Dataset rows for apps and sites
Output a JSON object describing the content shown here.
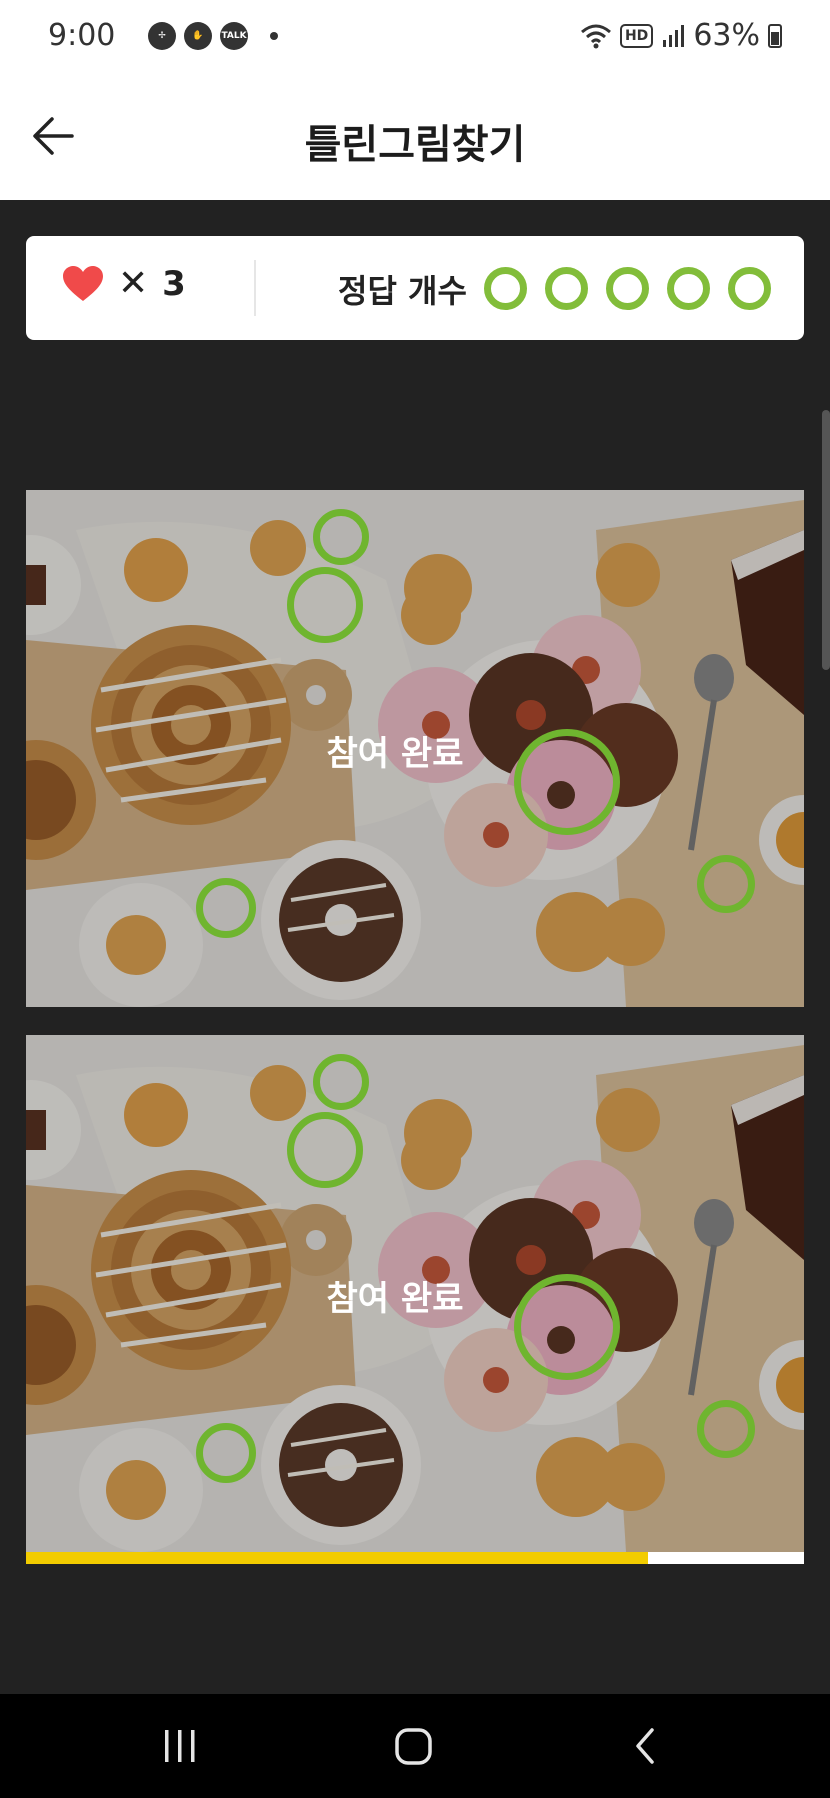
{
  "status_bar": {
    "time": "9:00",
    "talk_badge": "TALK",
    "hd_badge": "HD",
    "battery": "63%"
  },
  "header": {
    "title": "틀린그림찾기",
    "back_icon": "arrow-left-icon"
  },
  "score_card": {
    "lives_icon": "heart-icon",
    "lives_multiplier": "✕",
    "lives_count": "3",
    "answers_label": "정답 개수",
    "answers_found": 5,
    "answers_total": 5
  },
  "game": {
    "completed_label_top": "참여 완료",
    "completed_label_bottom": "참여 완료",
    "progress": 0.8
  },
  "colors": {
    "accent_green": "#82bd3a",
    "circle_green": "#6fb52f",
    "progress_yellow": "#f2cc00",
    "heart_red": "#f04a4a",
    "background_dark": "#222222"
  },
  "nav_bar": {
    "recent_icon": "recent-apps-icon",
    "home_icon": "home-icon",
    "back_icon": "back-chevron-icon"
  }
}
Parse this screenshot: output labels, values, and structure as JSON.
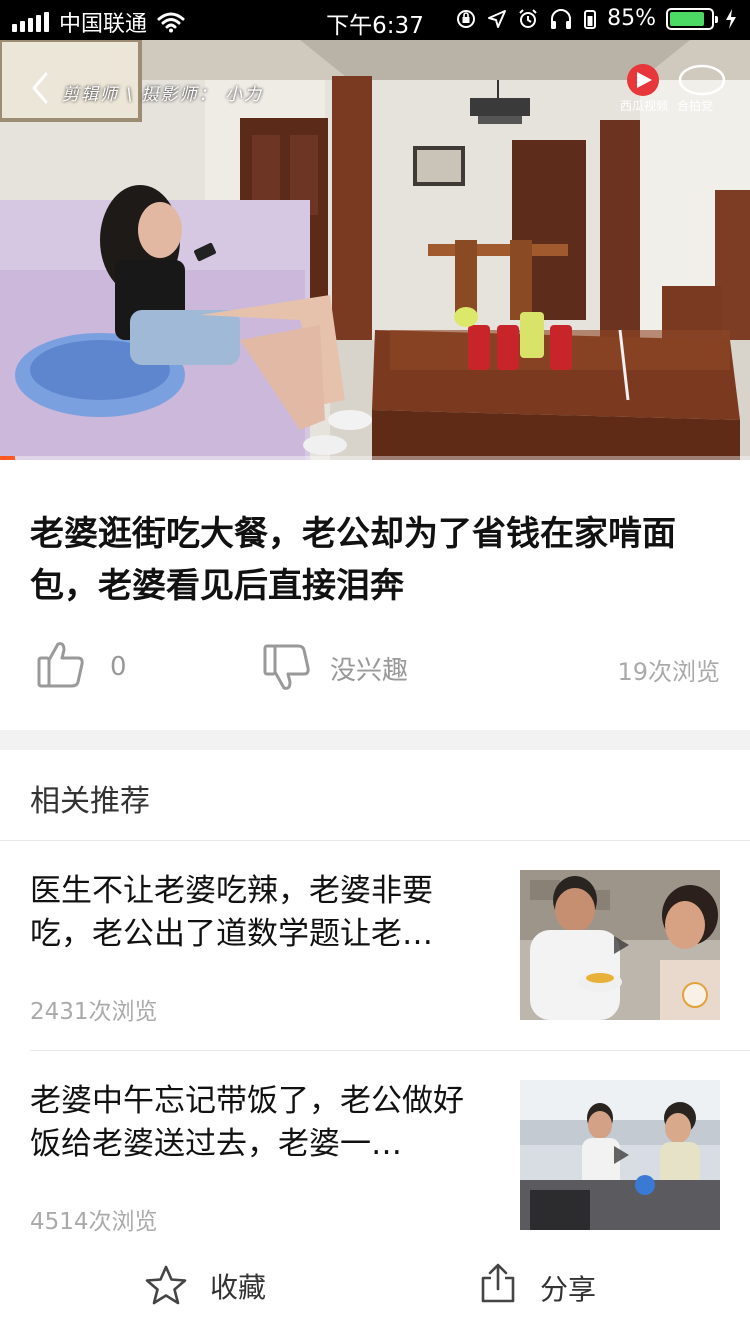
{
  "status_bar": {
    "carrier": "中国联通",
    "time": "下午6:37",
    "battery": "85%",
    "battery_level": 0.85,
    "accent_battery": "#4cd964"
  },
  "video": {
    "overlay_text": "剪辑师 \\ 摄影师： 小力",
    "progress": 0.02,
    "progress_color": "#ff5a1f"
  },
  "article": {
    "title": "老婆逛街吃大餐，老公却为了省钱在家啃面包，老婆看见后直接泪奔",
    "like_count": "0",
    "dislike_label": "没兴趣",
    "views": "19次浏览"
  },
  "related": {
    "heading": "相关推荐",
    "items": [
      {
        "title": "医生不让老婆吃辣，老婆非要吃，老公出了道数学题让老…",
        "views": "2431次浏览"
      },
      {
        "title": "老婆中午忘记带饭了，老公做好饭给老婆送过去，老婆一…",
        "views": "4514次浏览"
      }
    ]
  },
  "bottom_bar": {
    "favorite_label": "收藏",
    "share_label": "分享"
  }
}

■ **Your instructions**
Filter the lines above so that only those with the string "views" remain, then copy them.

■ **Completed exercise**
    "views": "19次浏览"
        "views": "2431次浏览"
        "views": "4514次浏览"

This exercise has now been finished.